Fund boards learned to value videoconferencing and accelerated the pace of their diversity programs during the past two years, but have otherwise stuck to the same evolutionary path they were on before the pandemic, according to a survey published Oct. 10 by the Independent Directors Council (IDC).
Data in the report – which reflects board conditions at the end of 2022 – showed that a third of boards continued to take advantage of COVID-era permission to hold some meetings remotely rather than in person, while 39% reported having returned to in-person-only meeting formats.
That change demonstrates how quickly fund boards can adapt to changing conditions, despite the slow pace of other changes, according to Thomas Kim, managing director of IDC.
The survey also shows an increase in the number of boards setting mandatory retirement ages, more detailed requirements to recruit new members and continuing growth in their reliance on independent trustees for board seats and leadership positions.
“If you think of independence as a hallmark of strong governance, the data does demonstrate strong independence among boards that oversee mutual funds, ETFs, closed-end funds and other registered funds,” Kim said.
“You have 94% of boards with either an independent chair or lead independent director, and an overwhelming majority of boards reporting that 75% or more of the directors on a given board are independent,” he said.
An uptick in the rate of growth in the diversity of fund boards, especially among newly recruited trustees, shows the adaptability and the intentionality of fund boards determined to see change happen even when the pace is slow, according to Cynthia Plouché, who was just re-elected to a second one-year term as chair of IDC’s governing council.
The 2023 survey showed that the percentage of board seats held by women rose from 32% at the end of 2020, when the survey was last published, to 37% at the end of 2022 – after more than a decade of changes closer to half that size.
The percentage of trustees identifying their ethnic backgrounds as anything other than white/Caucasian also rose more than usual – from 12% at the end of 2020 to 17% at the end of 2022, after increases of only two to three percent in previous biennial reports.
Growth was much more rapid among newly appointed trustees, however, which demonstrates the effort fund boards have put into expanding their recruiting methods, including by listing diversity among the qualifications required of trustee candidates, Plouché said.
Women held 49% of the board seats assigned during 2022 compared to 41% during 2020 – an eight-point change over two years compared to a total increase of only nine percentage points since 2012, when boards reported appointing women to 32% of new trustee positions.
The percentage of newly appointed non-white trustees, meanwhile, jumped from 24% in 2020 to 46% in 2022 – a 22-percentage-point change in a metric that rose only 16 points between 2020 and 2015, when non-whites occupied only 8% of new trustee appointments.
Neither Kim nor Plouché credited the increases to specific IDC programs, but the association’s D&I Working Group has provided training and encouragement for several years to boards interested in attracting a more diverse pool of trustee candidates. It has also formed partnerships with training and recruiting firms to increase the number of qualified candidates and make them easier for boards to identify and recruit.

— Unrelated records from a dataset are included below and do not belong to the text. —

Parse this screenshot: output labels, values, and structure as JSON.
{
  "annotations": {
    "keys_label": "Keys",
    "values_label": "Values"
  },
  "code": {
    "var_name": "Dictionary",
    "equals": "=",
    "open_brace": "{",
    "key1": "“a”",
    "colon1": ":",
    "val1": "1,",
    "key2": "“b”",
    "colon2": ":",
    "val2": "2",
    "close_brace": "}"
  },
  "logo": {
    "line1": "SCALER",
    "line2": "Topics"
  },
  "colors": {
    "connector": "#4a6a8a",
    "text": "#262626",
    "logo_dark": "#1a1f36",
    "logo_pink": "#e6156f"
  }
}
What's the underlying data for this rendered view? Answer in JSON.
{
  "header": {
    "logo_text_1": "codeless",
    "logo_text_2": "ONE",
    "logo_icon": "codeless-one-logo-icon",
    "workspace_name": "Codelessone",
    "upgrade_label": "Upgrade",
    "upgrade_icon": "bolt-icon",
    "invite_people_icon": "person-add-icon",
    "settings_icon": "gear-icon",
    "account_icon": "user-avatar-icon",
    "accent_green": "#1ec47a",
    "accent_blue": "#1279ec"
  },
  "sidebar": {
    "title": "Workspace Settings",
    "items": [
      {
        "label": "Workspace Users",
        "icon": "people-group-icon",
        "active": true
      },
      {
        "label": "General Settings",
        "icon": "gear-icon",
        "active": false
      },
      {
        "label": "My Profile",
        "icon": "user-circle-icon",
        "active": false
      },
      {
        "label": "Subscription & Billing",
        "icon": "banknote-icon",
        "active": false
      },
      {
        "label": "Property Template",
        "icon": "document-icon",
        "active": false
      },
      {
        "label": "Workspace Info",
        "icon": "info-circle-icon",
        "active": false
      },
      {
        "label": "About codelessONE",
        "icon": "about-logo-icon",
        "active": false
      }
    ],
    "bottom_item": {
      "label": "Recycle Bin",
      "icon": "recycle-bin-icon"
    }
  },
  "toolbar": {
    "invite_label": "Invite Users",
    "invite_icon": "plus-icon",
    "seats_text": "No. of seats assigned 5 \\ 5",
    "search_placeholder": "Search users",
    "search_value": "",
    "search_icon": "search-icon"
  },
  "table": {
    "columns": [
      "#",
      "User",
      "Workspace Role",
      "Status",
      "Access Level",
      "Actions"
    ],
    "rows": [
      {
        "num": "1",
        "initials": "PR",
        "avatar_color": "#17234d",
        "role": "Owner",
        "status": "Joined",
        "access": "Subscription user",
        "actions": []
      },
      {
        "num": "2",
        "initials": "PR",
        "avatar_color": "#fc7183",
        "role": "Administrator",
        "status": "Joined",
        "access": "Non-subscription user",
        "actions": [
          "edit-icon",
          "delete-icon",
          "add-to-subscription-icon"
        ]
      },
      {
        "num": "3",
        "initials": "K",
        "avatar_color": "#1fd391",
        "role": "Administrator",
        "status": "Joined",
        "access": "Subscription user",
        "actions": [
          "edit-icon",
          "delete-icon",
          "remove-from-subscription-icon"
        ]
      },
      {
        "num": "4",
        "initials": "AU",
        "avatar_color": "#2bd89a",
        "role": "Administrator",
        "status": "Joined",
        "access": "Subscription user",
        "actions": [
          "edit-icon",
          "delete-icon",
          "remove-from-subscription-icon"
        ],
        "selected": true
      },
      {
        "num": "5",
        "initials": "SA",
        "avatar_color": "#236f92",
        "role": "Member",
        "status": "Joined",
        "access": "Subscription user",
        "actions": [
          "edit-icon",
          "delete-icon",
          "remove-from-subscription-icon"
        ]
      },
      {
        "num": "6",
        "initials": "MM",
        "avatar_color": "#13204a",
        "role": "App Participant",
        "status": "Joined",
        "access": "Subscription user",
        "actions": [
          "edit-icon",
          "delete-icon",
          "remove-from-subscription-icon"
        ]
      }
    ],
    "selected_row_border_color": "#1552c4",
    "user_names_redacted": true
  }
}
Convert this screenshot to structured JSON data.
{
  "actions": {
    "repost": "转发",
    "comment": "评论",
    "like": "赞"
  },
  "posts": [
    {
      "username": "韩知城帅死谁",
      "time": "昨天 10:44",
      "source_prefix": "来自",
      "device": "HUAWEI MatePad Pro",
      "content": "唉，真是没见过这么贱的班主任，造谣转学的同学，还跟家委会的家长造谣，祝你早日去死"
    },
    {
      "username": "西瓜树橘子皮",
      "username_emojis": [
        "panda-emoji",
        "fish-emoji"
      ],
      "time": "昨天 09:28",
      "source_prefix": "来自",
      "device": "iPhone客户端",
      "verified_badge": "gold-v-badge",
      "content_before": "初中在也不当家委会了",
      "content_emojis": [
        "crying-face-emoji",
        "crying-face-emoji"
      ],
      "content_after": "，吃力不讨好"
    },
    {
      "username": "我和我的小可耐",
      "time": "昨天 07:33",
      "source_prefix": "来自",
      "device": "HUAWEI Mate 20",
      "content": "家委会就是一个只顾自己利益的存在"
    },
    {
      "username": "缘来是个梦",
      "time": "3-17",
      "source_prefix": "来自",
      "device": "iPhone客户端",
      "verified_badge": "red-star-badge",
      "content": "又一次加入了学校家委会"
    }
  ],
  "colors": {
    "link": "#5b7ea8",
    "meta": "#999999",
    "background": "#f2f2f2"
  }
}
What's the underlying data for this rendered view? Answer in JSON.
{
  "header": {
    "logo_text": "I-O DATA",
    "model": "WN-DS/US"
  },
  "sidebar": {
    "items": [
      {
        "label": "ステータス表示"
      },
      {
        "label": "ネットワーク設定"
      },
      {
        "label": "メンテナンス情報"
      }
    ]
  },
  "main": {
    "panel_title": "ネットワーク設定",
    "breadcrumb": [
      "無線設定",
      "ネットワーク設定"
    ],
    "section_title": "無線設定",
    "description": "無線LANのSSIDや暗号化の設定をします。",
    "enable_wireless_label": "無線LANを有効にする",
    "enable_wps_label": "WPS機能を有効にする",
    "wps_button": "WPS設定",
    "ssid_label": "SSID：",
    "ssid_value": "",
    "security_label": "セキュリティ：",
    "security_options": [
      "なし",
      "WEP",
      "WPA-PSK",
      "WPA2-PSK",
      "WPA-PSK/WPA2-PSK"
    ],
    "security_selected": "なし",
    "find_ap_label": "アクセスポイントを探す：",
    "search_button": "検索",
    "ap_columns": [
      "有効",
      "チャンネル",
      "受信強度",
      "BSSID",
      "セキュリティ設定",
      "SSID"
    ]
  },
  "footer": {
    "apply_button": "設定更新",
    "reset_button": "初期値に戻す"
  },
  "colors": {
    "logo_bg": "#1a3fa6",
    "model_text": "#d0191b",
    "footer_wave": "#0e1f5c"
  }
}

“As you look at data on gender diversity as well as race and ethnic diversity, you notice that more recent recruits do tend to be much more diverse, which is an indication of the intention of the boards doing the recruiting,” Kim said.
Retirement, turnover, structure
The number of independent directors and the number of funds they oversee have remained reasonably stable over the past few years, according to the report, which shows an average of seven independent trustees per fund complex and an average of six independents on each fund board.
The structure of boards at most fund complexes has remained reasonably stable as well.
Unitary fund-board structures that put many types of funds under the oversight of a single board continue to dominate the industry, with 88% of fund complexes reporting unitary boards and only 12 percent reporting cluster-reporting structures that give different boards oversight of different types of funds.
Boards are putting more effort into planning their composition, the retirement of current members and recruitment of new members, however, Kim said.
At the end of 2022, 71% of board complexes had an age-based mandatory retirement policy, most of which set retirement at age 76, though many also allow those limits to be overruled by a board vote.
The other alternative – retirement requirements based on limitations on years of service – are on the books of only 7% of fund complexes, which set term limits at an average of 16 years.
Retirement ages are a way to ensure a reasonably predictable rate of turnover in board membership and give boards more ability to plan what they think the composition of the board should be rather than allowing recruitment to be a response to an unexpected retirement.
“Those changes [mandatory retirement ages or years of service] indicate that boards are planning ahead with respect to turnover and are being more intentional about the composition of the board,” Kim said. “Generally speaking, you see them doing more outreach to ensure they are getting strong director candidates who would be a good fit for their boards,” he said.